Information given:
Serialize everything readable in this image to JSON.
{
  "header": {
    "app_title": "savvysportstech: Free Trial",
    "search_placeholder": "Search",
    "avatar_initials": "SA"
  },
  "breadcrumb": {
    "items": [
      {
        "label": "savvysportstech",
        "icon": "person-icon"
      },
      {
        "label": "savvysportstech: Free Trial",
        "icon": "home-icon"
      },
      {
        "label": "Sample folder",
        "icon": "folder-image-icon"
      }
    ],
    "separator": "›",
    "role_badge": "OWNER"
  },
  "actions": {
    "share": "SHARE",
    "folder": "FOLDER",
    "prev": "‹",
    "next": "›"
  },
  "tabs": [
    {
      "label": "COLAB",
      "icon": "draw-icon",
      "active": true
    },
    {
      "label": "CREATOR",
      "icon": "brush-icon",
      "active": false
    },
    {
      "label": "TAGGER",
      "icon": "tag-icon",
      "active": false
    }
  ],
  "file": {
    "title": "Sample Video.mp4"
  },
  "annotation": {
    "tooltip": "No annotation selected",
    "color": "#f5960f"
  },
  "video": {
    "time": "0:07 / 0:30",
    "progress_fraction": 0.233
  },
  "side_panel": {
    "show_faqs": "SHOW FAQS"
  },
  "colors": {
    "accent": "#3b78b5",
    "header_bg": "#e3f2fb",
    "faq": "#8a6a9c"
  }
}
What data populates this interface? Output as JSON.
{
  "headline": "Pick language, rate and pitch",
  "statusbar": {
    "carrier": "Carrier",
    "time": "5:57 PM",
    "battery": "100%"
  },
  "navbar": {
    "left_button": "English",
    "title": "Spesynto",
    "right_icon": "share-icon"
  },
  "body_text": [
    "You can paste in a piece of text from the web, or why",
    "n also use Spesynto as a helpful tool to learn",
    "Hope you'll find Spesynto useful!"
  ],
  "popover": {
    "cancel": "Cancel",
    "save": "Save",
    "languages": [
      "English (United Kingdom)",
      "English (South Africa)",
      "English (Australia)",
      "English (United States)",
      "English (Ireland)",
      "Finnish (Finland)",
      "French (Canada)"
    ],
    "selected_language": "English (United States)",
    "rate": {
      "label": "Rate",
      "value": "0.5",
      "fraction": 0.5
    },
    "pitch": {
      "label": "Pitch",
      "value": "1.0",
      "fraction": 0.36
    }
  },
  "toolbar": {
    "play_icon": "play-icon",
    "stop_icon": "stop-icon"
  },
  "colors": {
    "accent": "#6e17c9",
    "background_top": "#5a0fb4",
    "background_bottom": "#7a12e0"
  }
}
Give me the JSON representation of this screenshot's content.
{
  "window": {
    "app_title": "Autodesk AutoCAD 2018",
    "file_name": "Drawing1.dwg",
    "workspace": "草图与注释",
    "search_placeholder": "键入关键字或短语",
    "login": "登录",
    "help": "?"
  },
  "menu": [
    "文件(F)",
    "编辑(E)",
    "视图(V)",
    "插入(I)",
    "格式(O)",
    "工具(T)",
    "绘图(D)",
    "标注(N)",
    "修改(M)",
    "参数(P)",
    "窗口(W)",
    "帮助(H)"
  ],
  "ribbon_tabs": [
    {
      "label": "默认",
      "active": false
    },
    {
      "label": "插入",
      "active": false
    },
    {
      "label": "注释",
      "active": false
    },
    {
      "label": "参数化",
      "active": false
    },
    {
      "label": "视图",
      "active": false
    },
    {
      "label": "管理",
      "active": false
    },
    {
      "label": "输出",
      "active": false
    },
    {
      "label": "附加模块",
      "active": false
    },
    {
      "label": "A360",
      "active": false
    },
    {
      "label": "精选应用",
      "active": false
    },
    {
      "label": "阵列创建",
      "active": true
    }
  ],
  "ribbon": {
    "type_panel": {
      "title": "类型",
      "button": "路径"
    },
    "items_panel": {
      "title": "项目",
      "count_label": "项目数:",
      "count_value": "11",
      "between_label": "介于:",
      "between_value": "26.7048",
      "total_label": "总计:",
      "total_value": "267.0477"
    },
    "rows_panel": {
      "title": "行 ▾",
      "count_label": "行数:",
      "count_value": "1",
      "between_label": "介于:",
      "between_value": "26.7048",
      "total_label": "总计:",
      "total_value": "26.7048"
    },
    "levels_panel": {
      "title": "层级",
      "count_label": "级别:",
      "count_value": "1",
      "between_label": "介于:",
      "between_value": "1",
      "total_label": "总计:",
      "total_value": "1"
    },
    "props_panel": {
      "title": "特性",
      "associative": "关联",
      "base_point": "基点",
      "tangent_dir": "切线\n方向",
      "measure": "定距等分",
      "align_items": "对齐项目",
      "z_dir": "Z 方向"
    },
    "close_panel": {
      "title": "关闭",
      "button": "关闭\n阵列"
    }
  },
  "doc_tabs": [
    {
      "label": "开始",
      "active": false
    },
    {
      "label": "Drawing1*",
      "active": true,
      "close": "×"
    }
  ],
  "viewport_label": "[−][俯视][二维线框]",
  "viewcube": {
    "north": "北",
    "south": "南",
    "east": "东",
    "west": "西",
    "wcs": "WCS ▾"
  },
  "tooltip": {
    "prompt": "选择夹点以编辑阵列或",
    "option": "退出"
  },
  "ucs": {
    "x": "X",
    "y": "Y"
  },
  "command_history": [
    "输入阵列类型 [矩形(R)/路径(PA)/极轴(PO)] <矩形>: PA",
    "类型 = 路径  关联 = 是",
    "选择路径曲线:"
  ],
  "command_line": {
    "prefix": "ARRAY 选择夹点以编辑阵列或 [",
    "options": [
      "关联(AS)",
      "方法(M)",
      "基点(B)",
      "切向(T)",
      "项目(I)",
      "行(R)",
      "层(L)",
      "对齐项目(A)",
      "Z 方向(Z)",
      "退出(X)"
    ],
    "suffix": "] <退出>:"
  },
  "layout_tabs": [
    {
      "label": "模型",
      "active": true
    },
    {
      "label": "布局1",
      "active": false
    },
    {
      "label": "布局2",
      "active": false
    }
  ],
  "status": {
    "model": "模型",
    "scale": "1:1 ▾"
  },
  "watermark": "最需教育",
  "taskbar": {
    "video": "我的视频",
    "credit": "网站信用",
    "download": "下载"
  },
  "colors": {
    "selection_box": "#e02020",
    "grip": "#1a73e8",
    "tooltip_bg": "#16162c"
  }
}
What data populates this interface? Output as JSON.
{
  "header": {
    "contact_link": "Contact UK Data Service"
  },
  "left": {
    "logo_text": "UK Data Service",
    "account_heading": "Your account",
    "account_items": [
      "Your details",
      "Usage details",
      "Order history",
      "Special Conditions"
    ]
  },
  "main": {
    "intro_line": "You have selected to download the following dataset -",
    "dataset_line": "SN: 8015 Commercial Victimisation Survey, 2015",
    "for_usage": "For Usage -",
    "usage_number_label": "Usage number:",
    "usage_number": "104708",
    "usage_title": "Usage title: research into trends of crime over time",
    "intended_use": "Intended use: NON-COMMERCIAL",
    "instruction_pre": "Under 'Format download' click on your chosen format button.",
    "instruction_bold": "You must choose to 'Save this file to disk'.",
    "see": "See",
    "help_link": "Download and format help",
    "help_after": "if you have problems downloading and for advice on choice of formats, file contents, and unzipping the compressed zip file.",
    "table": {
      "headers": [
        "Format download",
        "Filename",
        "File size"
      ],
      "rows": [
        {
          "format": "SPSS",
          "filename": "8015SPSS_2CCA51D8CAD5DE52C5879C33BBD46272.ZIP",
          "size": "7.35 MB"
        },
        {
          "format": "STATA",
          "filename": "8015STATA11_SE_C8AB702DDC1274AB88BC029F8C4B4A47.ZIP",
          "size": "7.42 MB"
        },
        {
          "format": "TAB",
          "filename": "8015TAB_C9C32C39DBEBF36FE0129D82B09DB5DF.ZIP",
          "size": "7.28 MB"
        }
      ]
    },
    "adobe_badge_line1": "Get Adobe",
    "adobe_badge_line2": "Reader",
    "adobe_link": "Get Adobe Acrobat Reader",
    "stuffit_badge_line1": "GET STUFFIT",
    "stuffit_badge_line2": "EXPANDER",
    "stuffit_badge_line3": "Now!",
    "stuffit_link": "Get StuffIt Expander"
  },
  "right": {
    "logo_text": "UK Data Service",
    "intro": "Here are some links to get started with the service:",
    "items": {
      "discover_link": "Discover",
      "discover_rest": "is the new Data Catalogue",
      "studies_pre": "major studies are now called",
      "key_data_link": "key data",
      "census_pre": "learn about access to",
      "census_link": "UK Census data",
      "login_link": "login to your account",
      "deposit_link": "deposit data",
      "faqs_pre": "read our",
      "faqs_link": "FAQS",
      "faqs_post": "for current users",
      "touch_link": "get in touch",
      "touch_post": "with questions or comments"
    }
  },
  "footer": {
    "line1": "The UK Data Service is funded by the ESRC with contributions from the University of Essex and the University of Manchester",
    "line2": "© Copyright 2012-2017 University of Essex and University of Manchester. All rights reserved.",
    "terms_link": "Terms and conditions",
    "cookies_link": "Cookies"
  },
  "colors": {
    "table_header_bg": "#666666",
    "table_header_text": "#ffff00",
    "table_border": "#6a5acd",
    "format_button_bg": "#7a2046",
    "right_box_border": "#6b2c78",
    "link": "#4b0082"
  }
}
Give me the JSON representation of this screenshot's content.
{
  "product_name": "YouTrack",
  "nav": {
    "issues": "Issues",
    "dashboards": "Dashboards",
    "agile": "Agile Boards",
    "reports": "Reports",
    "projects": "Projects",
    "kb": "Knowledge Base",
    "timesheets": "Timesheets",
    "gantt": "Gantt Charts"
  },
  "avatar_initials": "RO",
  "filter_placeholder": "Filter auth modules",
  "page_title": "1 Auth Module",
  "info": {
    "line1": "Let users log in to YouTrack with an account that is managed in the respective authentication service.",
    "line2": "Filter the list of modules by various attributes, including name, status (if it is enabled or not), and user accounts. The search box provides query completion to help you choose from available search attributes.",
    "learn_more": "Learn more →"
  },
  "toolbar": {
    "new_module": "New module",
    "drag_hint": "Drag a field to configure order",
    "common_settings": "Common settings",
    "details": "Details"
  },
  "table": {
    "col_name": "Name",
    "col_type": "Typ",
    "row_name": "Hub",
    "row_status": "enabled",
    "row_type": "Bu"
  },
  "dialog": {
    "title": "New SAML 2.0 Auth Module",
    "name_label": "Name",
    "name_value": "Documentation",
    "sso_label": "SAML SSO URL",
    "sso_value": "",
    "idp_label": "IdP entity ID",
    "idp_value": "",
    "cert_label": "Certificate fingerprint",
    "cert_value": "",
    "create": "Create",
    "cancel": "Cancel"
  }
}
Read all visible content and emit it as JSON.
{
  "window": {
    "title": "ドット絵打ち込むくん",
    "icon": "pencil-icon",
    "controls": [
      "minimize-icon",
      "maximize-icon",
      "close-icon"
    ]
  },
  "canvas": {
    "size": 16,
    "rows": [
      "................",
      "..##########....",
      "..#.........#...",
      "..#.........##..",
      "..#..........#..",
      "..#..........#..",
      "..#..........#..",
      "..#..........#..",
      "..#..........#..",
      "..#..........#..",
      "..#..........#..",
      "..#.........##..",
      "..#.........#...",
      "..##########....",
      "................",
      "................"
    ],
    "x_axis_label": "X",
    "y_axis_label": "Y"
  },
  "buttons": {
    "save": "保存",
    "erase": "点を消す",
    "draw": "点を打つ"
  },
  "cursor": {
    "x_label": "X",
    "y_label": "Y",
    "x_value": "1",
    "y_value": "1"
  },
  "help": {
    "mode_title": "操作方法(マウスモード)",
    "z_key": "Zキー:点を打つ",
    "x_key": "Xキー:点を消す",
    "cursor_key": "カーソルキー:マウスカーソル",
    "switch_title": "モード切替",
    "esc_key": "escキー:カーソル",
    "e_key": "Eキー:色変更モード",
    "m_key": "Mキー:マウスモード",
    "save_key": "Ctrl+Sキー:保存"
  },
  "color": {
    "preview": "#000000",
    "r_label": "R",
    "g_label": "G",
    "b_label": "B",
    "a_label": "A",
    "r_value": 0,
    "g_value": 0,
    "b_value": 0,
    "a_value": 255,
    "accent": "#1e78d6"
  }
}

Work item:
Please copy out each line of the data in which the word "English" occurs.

Solution to this exercise:
    "left_button": "English",
      "English (United Kingdom)",
      "English (South Africa)",
      "English (Australia)",
      "English (United States)",
      "English (Ireland)",
    "selected_language": "English (United States)",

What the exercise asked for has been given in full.